Page 414 - Nay, his busy fancy already realized his hopes, and presented to him the blooming Katrina, with a whole family of children, mounted on the top of a wagon loaded with household trumpery, with pots and kettles dangling beneath ; and he beheld himself bestriding a pacing mare, with a colt at her heels, setting out for Kentucky, Tennessee, or the Lord knows where.
Page 67 - Rip's daughter took him home to live with her; she had a snug, well-furnished house, and a stout cheery farmer for a husband, whom Rip recollected for one of the urchins that used to climb upon his back. As to Rip's son and heir, who was the ditto of himself, seen leaning against the tree, he was employed to work on the farm; but evinced an hereditary disposition to attend to anything else but his business.
Page 49 - WHOEVER has made a voyage up the Hudson must remember the Kaatskill mountains. They are a dismembered branch of the great Appalachian family, and are seen away to the west of the river, swelling up to a noble height, and lording it over the surrounding country.
Page 426 - The sun gradually wheeled his broad disk down into the west The wide bosom of the Tappan Zee lay motionless and glassy, excepting that here and there a gentle undulation waved and prolonged the blue shadow of the distant mountain. A few amber clouds floated in the sky, without a breath of air to move them. The horizon was of a fine golden tint, changing gradually into a pure apple green, and from that into the deep blue of the mid-heaven. A slanting ray lingered on the woody crests of the precipices...

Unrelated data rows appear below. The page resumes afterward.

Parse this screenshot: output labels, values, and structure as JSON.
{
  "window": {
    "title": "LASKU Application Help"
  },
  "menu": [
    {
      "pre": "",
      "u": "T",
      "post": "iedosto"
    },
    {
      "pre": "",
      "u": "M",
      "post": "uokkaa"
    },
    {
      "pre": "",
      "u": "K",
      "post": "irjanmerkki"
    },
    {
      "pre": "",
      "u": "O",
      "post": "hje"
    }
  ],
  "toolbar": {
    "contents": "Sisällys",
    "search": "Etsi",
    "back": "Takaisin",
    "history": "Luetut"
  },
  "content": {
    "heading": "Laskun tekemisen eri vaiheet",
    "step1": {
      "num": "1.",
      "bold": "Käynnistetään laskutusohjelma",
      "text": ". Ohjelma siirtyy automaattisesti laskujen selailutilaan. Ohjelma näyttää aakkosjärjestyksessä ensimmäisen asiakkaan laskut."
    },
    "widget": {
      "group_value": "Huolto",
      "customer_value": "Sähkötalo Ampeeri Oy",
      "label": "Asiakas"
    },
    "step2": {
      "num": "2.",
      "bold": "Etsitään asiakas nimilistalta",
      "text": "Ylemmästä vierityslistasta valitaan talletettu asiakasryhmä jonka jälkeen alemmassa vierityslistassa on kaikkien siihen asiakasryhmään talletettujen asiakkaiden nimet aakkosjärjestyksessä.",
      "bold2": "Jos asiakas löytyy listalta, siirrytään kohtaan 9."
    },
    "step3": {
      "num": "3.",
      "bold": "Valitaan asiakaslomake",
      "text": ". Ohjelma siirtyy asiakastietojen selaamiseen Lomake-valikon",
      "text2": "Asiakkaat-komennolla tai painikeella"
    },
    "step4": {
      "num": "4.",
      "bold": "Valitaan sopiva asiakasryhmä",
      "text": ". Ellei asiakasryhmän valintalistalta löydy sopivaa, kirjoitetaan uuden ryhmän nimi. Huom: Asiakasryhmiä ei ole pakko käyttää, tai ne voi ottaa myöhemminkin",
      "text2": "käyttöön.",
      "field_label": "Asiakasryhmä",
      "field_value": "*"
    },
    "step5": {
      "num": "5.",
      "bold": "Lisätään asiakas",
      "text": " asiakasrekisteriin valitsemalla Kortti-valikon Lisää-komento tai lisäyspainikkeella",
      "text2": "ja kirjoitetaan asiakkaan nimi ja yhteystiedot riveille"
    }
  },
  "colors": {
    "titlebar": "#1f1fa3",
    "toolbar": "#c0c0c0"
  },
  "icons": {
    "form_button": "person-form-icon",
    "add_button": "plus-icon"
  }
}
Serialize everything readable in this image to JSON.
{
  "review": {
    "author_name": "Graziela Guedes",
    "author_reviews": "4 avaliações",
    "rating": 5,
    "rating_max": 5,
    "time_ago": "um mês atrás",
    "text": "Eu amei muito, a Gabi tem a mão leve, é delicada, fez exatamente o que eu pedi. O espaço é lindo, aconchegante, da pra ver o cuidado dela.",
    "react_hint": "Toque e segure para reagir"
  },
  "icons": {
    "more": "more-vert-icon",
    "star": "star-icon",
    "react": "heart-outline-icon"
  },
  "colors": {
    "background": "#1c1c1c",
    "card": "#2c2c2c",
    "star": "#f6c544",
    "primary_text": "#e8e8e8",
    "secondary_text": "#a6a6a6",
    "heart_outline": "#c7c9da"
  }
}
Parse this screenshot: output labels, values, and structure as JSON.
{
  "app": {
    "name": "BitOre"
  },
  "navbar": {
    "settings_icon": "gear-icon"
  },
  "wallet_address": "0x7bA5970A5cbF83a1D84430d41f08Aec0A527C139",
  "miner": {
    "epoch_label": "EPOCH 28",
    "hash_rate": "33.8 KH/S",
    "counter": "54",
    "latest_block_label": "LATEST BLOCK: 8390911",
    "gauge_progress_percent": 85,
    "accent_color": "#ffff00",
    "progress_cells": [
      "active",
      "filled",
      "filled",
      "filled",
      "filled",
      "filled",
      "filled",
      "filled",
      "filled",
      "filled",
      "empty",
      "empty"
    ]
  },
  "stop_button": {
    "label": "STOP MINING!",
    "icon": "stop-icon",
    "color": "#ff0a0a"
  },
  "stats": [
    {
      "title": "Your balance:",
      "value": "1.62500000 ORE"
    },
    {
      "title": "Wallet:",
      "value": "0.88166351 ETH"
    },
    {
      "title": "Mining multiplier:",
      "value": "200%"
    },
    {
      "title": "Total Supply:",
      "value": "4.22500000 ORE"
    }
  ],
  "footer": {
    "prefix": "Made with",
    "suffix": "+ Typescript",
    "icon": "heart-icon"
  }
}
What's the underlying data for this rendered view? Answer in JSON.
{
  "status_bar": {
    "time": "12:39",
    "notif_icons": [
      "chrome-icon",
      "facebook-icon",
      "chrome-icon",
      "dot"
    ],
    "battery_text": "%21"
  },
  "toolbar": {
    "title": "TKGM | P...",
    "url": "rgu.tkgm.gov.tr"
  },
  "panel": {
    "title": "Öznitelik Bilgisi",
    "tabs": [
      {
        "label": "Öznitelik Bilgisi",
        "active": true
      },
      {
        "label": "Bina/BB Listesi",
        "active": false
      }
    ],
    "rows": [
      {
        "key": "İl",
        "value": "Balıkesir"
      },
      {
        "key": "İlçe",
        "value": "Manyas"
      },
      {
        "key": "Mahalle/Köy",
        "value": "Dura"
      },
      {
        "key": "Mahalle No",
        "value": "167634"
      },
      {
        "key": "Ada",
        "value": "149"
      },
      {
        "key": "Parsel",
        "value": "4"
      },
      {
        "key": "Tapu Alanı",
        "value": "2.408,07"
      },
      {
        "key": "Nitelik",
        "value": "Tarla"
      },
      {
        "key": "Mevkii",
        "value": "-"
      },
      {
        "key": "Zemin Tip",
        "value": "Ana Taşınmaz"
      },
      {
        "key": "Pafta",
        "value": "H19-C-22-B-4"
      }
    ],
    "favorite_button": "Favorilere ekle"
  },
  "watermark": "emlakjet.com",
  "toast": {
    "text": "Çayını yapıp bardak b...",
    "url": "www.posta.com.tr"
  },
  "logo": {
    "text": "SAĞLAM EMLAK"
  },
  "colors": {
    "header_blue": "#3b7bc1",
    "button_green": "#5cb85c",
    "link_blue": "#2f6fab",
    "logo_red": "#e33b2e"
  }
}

Page 61 - It was with some difficulty that he found the way to his own house, which he approached with silent awe, expecting every moment to hear the shrill voice of Dame Van Winkle. He found the house gone to decay, the roof fallen in, the windows shattered, and the doors off the hinges. A half -starved dog that looked like Wolf was skulking about it.
Page 414 - Satan in divers shapes, in his lonely perambulations, yet daylight put an end to all these evils; and he would have passed a pleasant life of it, in despite of the Devil and all his works, if his path had not been crossed by a being that causes more perplexity to mortal man than ghosts, goblins, and the whole race of witches put together, and that was — a woman.
Page 65 - And your father's name?" "Ah, poor man, Rip Van Winkle was his name, but it's twenty years since he went away from home with his gun, and never has been heard of since,— his dog came home without him; but whether he shot himself, or was carried away by the Indians, nobody can tell. I was then but a little girl.
Page 64 - Rip's heart died away at hearing of these sad changes in his home and friends, and finding himself thus alone in the world. Every answer puzzled him too, by treating of such enormous lapses of time, and of matters which he could not understand: war — congress — Stony Point — he had no courage to ask after any more friends, but cried out in despair, "Does nobody here know Rip Van Winkle?" "Oh, Rip Van Winkle!" exclaimed two or three. "Oh, to be sure! that's Rip Van Winkle yonder, leaning against...